_What this task involves_
From the line containing "Parse this screenshot: output" to the last line of the records, please reproduce every line exactly and nothing more.

[Stored data]
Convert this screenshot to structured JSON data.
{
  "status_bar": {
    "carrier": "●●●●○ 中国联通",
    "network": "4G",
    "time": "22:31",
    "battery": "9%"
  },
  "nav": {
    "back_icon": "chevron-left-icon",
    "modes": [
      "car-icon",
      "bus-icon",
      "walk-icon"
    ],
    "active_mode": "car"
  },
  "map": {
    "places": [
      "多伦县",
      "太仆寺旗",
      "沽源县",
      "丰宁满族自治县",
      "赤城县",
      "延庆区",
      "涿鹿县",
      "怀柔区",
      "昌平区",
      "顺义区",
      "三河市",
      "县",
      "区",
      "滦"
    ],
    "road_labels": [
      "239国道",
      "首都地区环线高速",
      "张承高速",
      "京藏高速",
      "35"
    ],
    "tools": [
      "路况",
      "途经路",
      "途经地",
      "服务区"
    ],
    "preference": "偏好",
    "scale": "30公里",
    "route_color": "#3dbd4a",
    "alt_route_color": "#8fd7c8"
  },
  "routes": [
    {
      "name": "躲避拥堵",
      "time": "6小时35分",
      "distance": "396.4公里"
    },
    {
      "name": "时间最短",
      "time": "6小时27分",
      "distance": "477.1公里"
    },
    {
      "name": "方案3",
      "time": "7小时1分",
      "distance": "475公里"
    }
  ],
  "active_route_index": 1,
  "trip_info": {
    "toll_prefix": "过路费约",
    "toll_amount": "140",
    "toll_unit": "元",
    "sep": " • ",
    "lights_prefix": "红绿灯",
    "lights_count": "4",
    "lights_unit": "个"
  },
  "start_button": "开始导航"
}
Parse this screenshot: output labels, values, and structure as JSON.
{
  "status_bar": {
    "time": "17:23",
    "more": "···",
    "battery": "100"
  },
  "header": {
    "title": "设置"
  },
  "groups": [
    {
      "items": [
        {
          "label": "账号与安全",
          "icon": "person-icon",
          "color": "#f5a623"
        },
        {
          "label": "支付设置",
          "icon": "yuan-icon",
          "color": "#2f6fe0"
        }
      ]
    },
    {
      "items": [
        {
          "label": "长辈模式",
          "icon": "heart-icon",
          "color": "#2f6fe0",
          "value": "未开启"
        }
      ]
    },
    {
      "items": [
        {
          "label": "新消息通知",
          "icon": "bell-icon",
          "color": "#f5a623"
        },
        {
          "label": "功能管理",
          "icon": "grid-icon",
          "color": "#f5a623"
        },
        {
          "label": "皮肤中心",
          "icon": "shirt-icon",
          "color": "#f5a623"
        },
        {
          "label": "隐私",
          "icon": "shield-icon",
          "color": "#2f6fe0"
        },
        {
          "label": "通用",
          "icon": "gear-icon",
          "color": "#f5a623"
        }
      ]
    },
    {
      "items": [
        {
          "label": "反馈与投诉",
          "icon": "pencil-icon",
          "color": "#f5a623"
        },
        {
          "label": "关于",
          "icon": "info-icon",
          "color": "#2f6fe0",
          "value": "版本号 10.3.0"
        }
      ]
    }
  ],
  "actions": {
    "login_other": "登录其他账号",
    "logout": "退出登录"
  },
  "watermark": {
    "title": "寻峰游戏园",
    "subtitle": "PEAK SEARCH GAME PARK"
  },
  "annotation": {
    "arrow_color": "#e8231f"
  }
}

_Result of the task_
Parse this screenshot: output labels, values, and structure as JSON.
{
  "status_bar": {
    "time": "17:23",
    "more": "···",
    "battery": "100"
  },
  "header": {
    "title": "设置"
  },
  "groups": [
    {
      "items": [
        {
          "label": "账号与安全",
          "icon": "person-icon",
          "color": "#f5a623"
        },
        {
          "label": "支付设置",
          "icon": "yuan-icon",
          "color": "#2f6fe0"
        }
      ]
    },
    {
      "items": [
        {
          "label": "长辈模式",
          "icon": "heart-icon",
          "color": "#2f6fe0",
          "value": "未开启"
        }
      ]
    },
    {
      "items": [
        {
          "label": "新消息通知",
          "icon": "bell-icon",
          "color": "#f5a623"
        },
        {
          "label": "功能管理",
          "icon": "grid-icon",
          "color": "#f5a623"
        },
        {
          "label": "皮肤中心",
          "icon": "shirt-icon",
          "color": "#f5a623"
        },
        {
          "label": "隐私",
          "icon": "shield-icon",
          "color": "#2f6fe0"
        },
        {
          "label": "通用",
          "icon": "gear-icon",
          "color": "#f5a623"
        }
      ]
    },
    {
      "items": [
        {
          "label": "反馈与投诉",
          "icon": "pencil-icon",
          "color": "#f5a623"
        },
        {
          "label": "关于",
          "icon": "info-icon",
          "color": "#2f6fe0",
          "value": "版本号 10.3.0"
        }
      ]
    }
  ],
  "actions": {
    "login_other": "登录其他账号",
    "logout": "退出登录"
  },
  "watermark": {
    "title": "寻峰游戏园",
    "subtitle": "PEAK SEARCH GAME PARK"
  },
  "annotation": {
    "arrow_color": "#e8231f"
  }
}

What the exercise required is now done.